Although affliction comes not forth of the dust, neither does trouble spring out of the ground;…
The words of Eliphaz imply that the general state of man in this world is a state of trouble and affliction. Yet those afflictions and troubles do neither grow up by a certain regular and constant source of nature, nor are they merely accidental and casual. They are sent, disposed, directed, and managed by the conduct and guidance of the most wise providence of Almighty God. If there were no other ends in God's sharp providence than to keep men humble and disciplinable, His ways would be highly justified.
I. WHAT PREPARATION IS FIT TO BE MADE EVERY MAN BEFORE AFFLICTIONS COME.
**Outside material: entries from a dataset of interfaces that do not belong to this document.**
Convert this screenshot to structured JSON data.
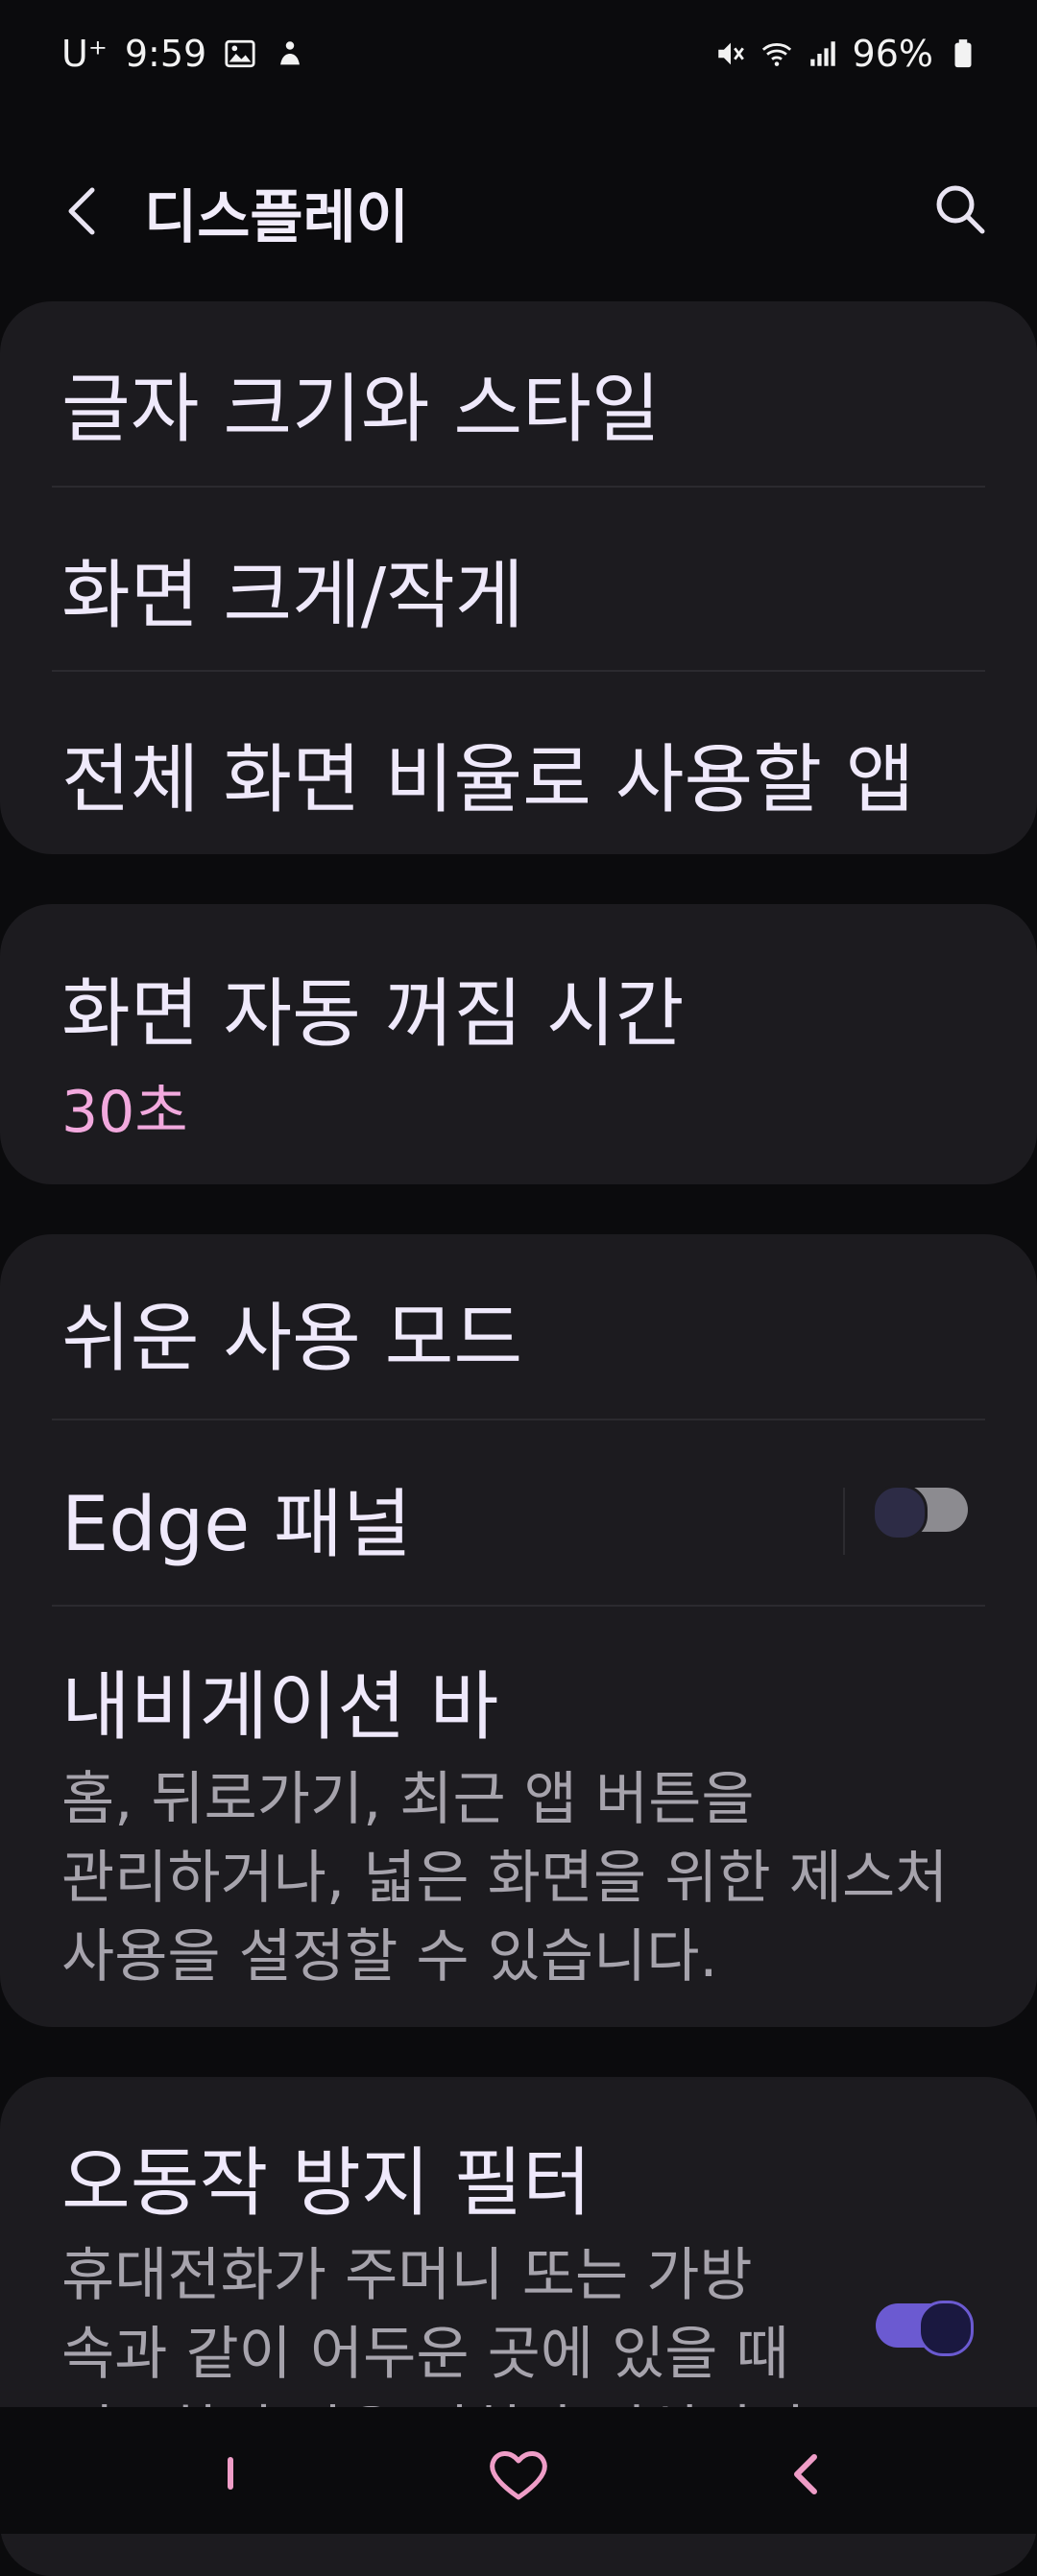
{
  "status": {
    "carrier": "U⁺",
    "time": "9:59",
    "battery": "96%"
  },
  "header": {
    "title": "디스플레이"
  },
  "cards": {
    "text": {
      "font_style": "글자 크기와 스타일",
      "screen_zoom": "화면 크게/작게",
      "fullscreen_apps": "전체 화면 비율로 사용할 앱"
    },
    "timeout": {
      "title": "화면 자동 꺼짐 시간",
      "value": "30초"
    },
    "misc": {
      "easy_mode": "쉬운 사용 모드",
      "edge_panels": "Edge 패널",
      "edge_panels_on": false,
      "navigation_bar": "내비게이션 바",
      "navigation_bar_desc_line1": "홈, 뒤로가기, 최근 앱 버튼을",
      "navigation_bar_desc_line2": "관리하거나, 넓은 화면을 위한 제스처",
      "navigation_bar_desc_line3": "사용을 설정할 수 있습니다."
    },
    "protect": {
      "title": "오동작 방지 필터",
      "desc_line1": "휴대전화가 주머니 또는 가방",
      "desc_line2": "속과 같이 어두운 곳에 있을 때",
      "desc_line3": "의도하지 않은 터치가 인식되지",
      "enabled": true
    }
  },
  "colors": {
    "accent": "#6b5ad1",
    "value_pink": "#f2a9de",
    "card_bg": "#1c1b1f"
  }
}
1. A sound conviction of the truth that no man can by any means expect to be exempt from afflictions. Every man shares in common public calamities. And every man has his own personal evils, such as befall the body, the estate, the name, or men's friends and relations. No man is exempt from these crosses at any time by any special privilege, and sometimes they have fallen in together in their perfection, even upon some of the best men that we read of. Even the most sincere piety and integrity of heart and life cannot give any man any exemption or privilege from afflictions of some kind. This consideration may silence that murmuring and unquiet and proud distemper that often ariseth in the minds of good men; they are ready to think themselves injured if they fall under the calamities incident to mankind. They sometimes even take up the idea that they are hated or forsaken of God because sorely afflicted.
2. Another preparative is to reason ourselves off from overmuch love and valuation of the world. Philosophy hath made some short essay in this business, but the doctrine of the Gospel has done more.
(1) By giving us a plain and clear estimate and valuation of this world; and(2) by showing us a more valuable, certain, and durable estate after death, and a way of attaining it.
3. Another preparative is to keep piety, innocence, and a good conscience before it comes. Have the soul as clear as may be from the guilt of sin, by an innocent and watchful life in the time of our prosperity, and by a sincere and hearty repentance for sin committed.
4. Next preparative is to gain a humble mind. When affliction meets with a proud heart, full of opinion of its own worth and goodness, there ariseth more trouble and tumult than can arise from the affliction itself. If any man considers aright, he hath many important causes to keep his mind always humble.
5. Another preparative is a steady resolved resignation of a man's self to the will and good pleasure of Almighty God. That will is sovereign, wise, and beneficent.
6. The last preparative is, labour to get thy peace with God through Jesus Christ.
II. HOW AFFLICTIONS INCUMBENT UPON US ARE TO BE RECEIVED, ENTERTAINED, AND IMPROVED.
1. A man under affliction should have a due consideration of God as a God of infinite wisdom, justice, and mercy.
2. He should realise that afflictions do not rise out of the dust, but are sent and managed by the wise disposition of Almighty God.
3. That the best of men are visited by afflictions, and it is but need they should.
4. That all the Divine dispensations are so far beneficial or hurtful as they are received and used.
5. The consequences of all these considerations lead us into the following duties: To receive affliction with all humility, with patience, and subjection of mind; to return unto God, who afflicts; to pray unto God; to depend and trust upon God; to be thankful; to put ourselves upon a due search and examination of our hearts and ways.
III. THE TEMPER AND DISPOSITION OF MIND WE SHOULD HAVE UPON AND AFTER DELIVERANCE FROM AFFLICTIONS.
1. We ought solemnly to return our humble and hearty thanks to Almighty God.
2. Endeavour to express the thankfulness by a sincere and faithful obedience to the will of God.
3. Take good heed lest the heart be lifted up into presumption upon God. And —
4. Be vigilant and watchful lest evil take you at unawares. Nothing is more likely to procure affliction than security and unpreparedness of mind. It is well also to keep deliverances out of affliction in memory.
Parallel VersesKJV: Although affliction cometh not forth of the dust, neither doth trouble spring out of the ground;